#### Study material ####
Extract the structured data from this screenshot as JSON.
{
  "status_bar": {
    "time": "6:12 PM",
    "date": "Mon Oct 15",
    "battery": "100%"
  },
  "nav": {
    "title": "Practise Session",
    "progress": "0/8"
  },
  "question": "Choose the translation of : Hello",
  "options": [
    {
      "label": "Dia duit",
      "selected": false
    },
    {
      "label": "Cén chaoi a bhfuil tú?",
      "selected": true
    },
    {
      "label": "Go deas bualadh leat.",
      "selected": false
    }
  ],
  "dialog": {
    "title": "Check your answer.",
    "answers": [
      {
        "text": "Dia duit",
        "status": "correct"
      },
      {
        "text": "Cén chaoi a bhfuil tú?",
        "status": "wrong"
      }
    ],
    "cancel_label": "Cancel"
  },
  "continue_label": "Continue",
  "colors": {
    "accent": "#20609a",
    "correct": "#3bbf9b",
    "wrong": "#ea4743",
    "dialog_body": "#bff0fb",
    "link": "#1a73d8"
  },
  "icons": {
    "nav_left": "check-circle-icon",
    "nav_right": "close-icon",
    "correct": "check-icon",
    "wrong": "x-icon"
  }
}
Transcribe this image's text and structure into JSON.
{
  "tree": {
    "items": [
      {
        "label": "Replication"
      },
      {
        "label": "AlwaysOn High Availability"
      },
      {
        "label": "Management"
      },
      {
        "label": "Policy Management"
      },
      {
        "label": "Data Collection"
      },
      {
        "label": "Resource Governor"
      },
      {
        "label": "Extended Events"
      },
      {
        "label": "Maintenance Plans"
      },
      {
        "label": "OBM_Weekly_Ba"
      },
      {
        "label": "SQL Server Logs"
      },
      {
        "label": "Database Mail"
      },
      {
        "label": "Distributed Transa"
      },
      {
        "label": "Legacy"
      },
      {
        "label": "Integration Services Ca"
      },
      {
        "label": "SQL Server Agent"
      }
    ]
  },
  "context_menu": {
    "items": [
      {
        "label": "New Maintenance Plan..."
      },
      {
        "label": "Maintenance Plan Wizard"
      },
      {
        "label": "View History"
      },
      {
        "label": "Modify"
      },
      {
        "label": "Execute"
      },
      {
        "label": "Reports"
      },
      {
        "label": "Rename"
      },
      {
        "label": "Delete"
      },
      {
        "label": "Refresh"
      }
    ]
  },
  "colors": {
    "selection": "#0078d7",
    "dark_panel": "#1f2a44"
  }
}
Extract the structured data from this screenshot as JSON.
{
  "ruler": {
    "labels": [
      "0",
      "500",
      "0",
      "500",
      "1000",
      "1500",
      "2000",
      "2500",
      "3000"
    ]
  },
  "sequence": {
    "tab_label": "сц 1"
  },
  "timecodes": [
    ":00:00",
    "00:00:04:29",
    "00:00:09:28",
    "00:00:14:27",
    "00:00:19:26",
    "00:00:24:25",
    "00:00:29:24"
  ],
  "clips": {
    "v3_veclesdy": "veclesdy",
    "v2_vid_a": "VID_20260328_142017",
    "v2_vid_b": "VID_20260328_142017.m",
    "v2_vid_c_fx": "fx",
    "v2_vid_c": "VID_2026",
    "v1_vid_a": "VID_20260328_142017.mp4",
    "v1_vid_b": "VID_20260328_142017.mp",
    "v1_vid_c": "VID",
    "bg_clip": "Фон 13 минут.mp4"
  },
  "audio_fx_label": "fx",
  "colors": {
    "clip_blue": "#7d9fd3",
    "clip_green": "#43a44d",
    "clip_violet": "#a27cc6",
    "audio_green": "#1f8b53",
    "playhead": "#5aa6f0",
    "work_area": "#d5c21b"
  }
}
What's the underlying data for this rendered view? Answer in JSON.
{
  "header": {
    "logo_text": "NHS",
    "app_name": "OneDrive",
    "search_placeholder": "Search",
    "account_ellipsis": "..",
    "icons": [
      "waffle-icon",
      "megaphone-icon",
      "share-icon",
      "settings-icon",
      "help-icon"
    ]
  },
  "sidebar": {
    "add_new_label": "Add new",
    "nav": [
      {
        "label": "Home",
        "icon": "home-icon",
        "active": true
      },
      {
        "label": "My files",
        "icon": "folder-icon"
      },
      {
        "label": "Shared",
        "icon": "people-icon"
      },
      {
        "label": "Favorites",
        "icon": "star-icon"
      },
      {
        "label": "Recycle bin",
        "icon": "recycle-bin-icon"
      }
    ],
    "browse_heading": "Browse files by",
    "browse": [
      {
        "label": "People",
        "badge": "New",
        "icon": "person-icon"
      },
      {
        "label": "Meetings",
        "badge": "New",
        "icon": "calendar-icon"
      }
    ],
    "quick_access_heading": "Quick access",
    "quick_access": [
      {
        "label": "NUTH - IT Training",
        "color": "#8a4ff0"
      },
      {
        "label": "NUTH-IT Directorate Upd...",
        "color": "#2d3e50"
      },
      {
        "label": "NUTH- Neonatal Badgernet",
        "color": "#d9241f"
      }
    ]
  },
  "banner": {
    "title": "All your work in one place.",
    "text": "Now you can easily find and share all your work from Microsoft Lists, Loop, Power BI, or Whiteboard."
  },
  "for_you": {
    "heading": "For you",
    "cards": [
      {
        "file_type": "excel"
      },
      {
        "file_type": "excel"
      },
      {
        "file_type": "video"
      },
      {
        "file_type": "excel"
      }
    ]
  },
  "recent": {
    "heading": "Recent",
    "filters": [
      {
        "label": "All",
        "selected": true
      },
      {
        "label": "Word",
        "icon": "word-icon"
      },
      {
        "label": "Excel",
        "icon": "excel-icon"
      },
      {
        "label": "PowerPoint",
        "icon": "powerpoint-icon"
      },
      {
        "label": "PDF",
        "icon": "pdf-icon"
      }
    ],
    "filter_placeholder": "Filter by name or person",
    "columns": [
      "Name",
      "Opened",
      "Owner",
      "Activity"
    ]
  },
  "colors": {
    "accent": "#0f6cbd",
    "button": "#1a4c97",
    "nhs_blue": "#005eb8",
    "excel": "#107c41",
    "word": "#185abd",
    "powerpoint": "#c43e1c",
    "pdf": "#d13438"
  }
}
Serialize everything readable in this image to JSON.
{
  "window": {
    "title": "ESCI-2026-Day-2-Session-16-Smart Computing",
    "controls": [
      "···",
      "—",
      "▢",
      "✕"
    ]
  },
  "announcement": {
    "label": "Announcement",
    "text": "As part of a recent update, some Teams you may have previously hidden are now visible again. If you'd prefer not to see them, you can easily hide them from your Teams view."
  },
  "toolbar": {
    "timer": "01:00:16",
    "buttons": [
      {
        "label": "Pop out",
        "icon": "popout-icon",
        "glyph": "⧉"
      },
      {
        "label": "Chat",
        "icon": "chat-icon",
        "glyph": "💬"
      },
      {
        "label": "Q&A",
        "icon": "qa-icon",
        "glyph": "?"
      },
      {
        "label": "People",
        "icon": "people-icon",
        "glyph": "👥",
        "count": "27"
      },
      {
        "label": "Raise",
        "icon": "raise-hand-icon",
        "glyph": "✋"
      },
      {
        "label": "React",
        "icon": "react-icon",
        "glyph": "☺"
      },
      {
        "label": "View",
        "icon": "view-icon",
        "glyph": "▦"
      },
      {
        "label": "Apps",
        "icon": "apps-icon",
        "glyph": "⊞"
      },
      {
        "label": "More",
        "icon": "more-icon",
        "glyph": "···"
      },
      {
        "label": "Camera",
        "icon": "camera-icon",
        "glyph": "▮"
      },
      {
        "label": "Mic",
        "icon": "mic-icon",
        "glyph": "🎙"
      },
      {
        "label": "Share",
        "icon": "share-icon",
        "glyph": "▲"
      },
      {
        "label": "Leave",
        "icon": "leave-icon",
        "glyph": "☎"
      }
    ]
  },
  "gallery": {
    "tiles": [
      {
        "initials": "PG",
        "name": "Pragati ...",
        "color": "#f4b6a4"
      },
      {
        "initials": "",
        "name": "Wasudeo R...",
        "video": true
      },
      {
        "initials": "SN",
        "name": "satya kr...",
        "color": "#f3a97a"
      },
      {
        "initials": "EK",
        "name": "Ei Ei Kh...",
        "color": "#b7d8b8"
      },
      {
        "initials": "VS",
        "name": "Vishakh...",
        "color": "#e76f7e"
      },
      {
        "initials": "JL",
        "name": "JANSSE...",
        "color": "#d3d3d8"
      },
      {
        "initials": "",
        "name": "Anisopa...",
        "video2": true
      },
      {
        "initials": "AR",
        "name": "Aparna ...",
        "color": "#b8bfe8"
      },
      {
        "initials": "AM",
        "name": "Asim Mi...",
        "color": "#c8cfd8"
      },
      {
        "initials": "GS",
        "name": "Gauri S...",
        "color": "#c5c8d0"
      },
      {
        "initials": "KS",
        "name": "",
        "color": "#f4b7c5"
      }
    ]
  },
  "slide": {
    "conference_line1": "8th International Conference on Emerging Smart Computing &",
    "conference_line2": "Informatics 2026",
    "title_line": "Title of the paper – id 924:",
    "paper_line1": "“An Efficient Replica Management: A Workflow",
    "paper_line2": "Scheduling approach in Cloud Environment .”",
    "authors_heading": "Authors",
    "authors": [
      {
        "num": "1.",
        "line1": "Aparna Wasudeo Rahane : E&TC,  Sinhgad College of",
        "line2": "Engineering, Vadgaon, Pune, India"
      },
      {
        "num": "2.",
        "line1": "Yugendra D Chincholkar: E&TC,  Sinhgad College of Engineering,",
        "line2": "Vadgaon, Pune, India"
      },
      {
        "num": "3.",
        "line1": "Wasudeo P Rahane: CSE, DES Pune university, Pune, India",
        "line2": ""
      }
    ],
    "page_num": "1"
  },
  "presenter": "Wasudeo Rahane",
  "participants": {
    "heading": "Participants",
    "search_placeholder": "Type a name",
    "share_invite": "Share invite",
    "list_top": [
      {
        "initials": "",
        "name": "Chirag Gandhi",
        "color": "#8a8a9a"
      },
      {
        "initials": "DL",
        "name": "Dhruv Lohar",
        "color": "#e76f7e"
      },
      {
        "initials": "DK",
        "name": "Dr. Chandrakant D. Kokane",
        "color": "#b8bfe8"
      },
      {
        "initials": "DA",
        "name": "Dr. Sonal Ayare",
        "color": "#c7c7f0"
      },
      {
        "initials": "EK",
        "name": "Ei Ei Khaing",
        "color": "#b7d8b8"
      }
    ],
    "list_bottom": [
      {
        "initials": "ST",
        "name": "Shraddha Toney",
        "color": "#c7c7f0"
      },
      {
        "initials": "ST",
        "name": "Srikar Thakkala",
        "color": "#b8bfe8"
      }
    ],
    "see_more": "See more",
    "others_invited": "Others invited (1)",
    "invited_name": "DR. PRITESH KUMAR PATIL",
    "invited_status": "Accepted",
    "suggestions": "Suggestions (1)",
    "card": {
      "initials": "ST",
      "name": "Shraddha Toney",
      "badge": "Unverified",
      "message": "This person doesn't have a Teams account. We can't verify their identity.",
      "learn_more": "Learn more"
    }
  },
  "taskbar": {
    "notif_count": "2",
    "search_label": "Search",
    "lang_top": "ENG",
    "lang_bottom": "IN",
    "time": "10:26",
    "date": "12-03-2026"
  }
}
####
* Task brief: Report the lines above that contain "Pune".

* Reply to the task:
        "line2": "Engineering, Vadgaon, Pune, India"
        "line2": "Vadgaon, Pune, India"
        "line1": "Wasudeo P Rahane: CSE, DES Pune university, Pune, India",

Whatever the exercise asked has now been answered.